Son of The 215: Oh, wow. So much music. The first track going into the studio I was with this group, The Union. High School. 10th grade. Our manager was one of our teachers. I was the youngest, the little kid. We had a song called, “Playaz Wanna Hate Me Now.” They were all hype because I did my verse in one take. That’s because I practice. A lot of MCs don’t like to practice or write. I do. My first project that I put out, on my own, was “Th’ Investment”. Very underground. No platforms. Only true Son of The 215 fans know that one. The first thing that came out out, on all platforms, was “Son of The 215 Pt. 1”. I put that out when my son was born, so I know that date: 2007.
A.D. Amorosi: If you’re going back so far, how many tracks do you think you have out there in the world? I stopped counting.
Son of The 215: Woooooo. I would have to say, rounded up, 500 songs. 2 full albums. 5 mixtapes. More.
A.D. Amorosi: Once you step to the mic, are you one-and-done, or do you like playing with the mix?
Son of The 215: I hit and quit. One take. It also depends on the vibe. If I’m in there with a producer, he puts a beat on, and we start drawing from scratch, anything can happen. Or maybe I get a beat sent to me, and I write to it. I work good under pressure too. I did a song, “New Philly” not long ago, from scratch. Song of the year that was, from the New Jersey Indie Music Festival. I can go both ways.
A.D. Amorosi: Are you hooked into RocNation now?
Son of The 215: I have a distribution deal with a company called EQ Distro. I don’t like to wave the RocNation flag too much, but that is Jay-Z’s distribution company, also named Equity, Roc Nation’s indie distribution company. Also, my big bro Freeway has his Freedom Thinkers Academy Label disturbed through RocNation, so I got a lot of RocNation ties. Free’s down with Adam Sandler right now doing that Hustle film. He and Beanie (Sigel). I was supposed to be down there too in South Philly, but I’m tied up up North. They deserve their shot in the film. They deserve their flowers. Especially Freeway. He’s been holding us down for years.

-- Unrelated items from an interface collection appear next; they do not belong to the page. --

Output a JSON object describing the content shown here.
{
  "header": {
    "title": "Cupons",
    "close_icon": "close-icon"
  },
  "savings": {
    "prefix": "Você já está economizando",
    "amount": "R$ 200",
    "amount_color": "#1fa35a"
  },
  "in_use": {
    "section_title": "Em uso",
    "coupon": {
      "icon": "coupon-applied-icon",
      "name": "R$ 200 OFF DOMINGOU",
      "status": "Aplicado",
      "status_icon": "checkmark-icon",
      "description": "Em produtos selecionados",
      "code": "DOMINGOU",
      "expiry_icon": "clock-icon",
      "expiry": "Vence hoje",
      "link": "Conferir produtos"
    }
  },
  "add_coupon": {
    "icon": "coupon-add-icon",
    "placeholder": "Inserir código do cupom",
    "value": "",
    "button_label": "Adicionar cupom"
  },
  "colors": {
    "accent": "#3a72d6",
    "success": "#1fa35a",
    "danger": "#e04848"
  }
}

A.D. Amorosi: Freeway is special. He gave you the co-sign.
Son of The 215: Me hooking up with Free, the legend, the G.O.A.T., and me being a young G.O.A.T., a son of The 215, it made perfect sense for him to be the one to give me the stamp. To say that I’m one of the next guys to come of the city.
A.D. Amorosi: So, young G.O.A.T., what is all that you have coming next? I know “Veterans Day 2” is out there, and strong.
Son of The 215: I was born on Veterans Day, November, 11. 11, 11. Lot of signs in my life. I just put out a mixtape dedicated to Freeway and his first album “Philadelphia Freeway”, called “The FREEstyles”. I do some covers and drop some original beats, all in tribute to my O.G., just to say thanks. For opening the doors and being a mentor and a big brother. I wanted to pay homage to the mixtape era, too. A lot of cats don’t do that. That’s also on Free’s label, all major platforms as well as my imprint 215 LLC. I got, “New Philly pt.2” with Suzanne Christine, and she’s worked with Patti Labelle and Gamble and Huff. Me and Free are back in the lab, plus I’m working on my next full-length album, “Success or Nothing”. I’m just working. Building up my fan base. Doing it all for Philly. The 215.
A.D. Amorosi: And the motto? Your motto?
Son of The 215: For the city by the city. Success or Nothing. That’s my name: S O N.